Shantrese Austin has been teaching elementary school since she stepped out of college and is familiar with all the feelings that come with the first day of school.
There’s the chaos of children arrive at their new classrooms. There’s the joy as she meets her second-grade students at Emma E. Booker Elementary School.
But this year, for the first time she can remember, there's the nervousness, too.
The Sarasota County School board decided in early June on a policy that would allow parents and teachers to decide on masks while on campus. COVID-19 cases have risen rapidly in Sarasota and Florida over the past few weeks to the point that testing centers are reopening and local hospitals are revising visiting policies. And children under 12 are not yet approved for vaccines.
Keeping students masked and six feet apart every day was challenging last year, she said. But now, beyond offering hand sanitizer and having students practice washing their hands, the 33-year-old teacher says she hopes parents choose to send their kids with masks.
“We're walking into this delta variant that is supposed to be more contagious than the first (virus),” Austin said. “I think putting 16 kids in a classroom with no masks on is not a good idea.”
On Tuesday, parents were able to follow their children into school to connect with their teachers and see the classrooms. Some children were nervous about their new classrooms while others were ready to get the ball rolling.
Parents hugged their children goodbye at Emma E. Booker Elementary school and Tuttle Elementary School and let them start their school years.
At Southside Elementary School, students were walked to school by their parents or dropped off by the school bus where they were then met by Pprincipal Jamie Hannon and staff to be directed where to go.
Nicole McClain, director of nursing services at the in-patient rehab facility at Sarasota Memorial Hospital, had been preparing her daughter Skyla Littles about possible COVID-19 cases since it was clear it would still be an issue as she started kindergarten at Southside.
“What I’m seeing at the hospital with rising positive cases, it’s nerve-wracking,” McClain said. “It’s not mandatory so I’m explaining to her if she’s around a bunch of kids she needs to keep (her mask) on. I’m not trying to ruin her childhood but I want her to be safe.”
Marcia Van Ginhoven, mother of Grace and Carlson starting third grade and first grade respectively at Southside, was happy to see the county adopt a mask-optional policy. Grace for her part was excited to get ice cream with her brother after their first day back.
“I told (Grace and Carlson) they can do what they want,” Ginhoven said. “If they want to wear a mask they can, if they don’t then they don’t have to. That’s our family policy so we’re glad the schools are doing the same.”
Melissa Ierardi welcomed the continuation of in-person schooling at Southside after having her daughter Ella do remote learning for part of last year.
“I’m a little nervous,” Ella Ierardi said. “I’ve never been in first grade before.”

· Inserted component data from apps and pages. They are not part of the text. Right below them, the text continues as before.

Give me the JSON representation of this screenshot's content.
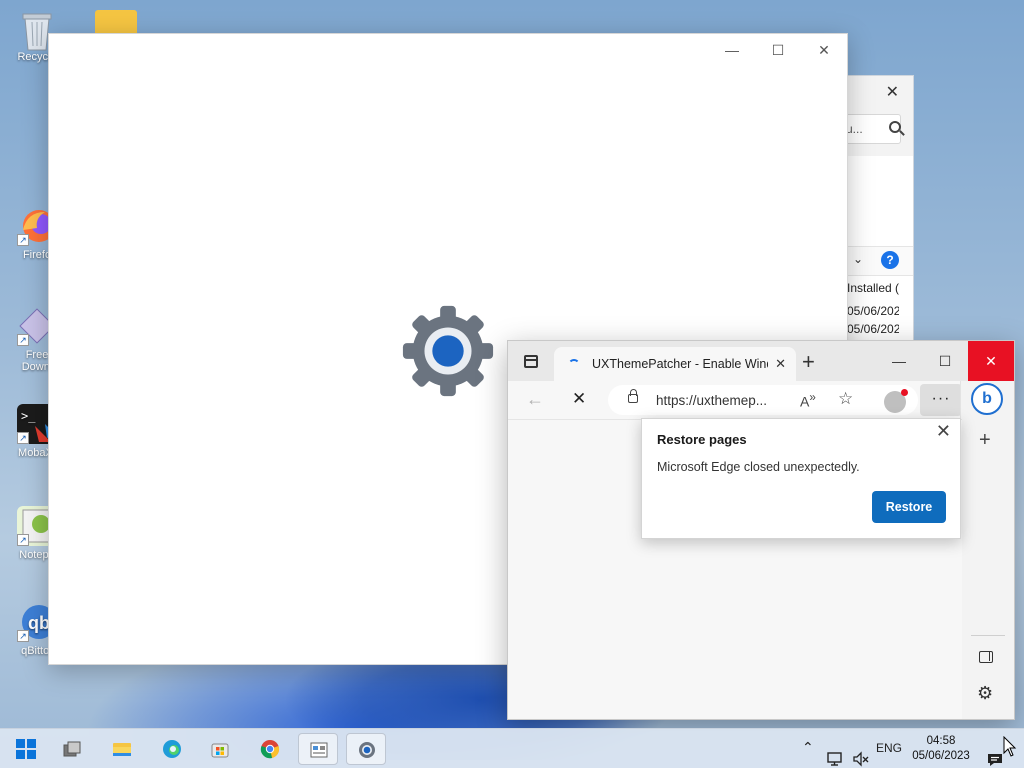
{
  "desktop": {
    "icons": [
      {
        "label": "Recycle",
        "icon": "recycle-bin-icon"
      },
      {
        "label": "Firefo",
        "icon": "firefox-icon"
      },
      {
        "label": "Free\nDownl",
        "icon": "free-download-manager-icon"
      },
      {
        "label": "MobaXt",
        "icon": "mobaxterm-icon"
      },
      {
        "label": "Notepa",
        "icon": "notepad-plus-plus-icon"
      },
      {
        "label": "qBittor",
        "icon": "qbittorrent-icon"
      }
    ]
  },
  "back_window": {
    "search_text": "u...",
    "column_header": "Installed (",
    "rows": [
      "05/06/202",
      "05/06/202"
    ]
  },
  "settings_window": {
    "controls": {
      "minimize": "—",
      "maximize": "☐",
      "close": "✕"
    }
  },
  "edge": {
    "tab_title": "UXThemePatcher - Enable Windo",
    "url": "https://uxthemep...",
    "restore_popup": {
      "title": "Restore pages",
      "message": "Microsoft Edge closed unexpectedly.",
      "button": "Restore"
    }
  },
  "taskbar": {
    "language": "ENG",
    "time": "04:58",
    "date": "05/06/2023"
  },
  "colors": {
    "accent": "#0f6cbd",
    "close_red": "#e81123",
    "windows_blue": "#0a74da"
  }
}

“(Remote learning) was hard for us,” Melissa Ierardi said. “She could see kids in the classroom doing fun things she didn’t get to do.”
James and Stacey Frederick had a much better experience with their children — Elijah and Wayde — doing remote learning, but also professed to be excited that their kids would start a new year in classrooms.
“The summer was really short,” Stacey said. “I wish it was a couple weeks longer, but every parent is going to say different.”
Sarasota resident Franck Guillet had his son Alexandre attend virtual school for the first month of last school year before having him return to classrooms. He’s left the decision on whether or not to wear a mask during class to his son, who has just started fifth grade.
“I’m going to wear my mask for the first couple of days and see if anybody else is wearing (theirs),” Alexandre Guillet said. “If almost nobody is wearing theirs, I won’t wear (mine).”
David Conway and Nat Kaemmerer contributed to this story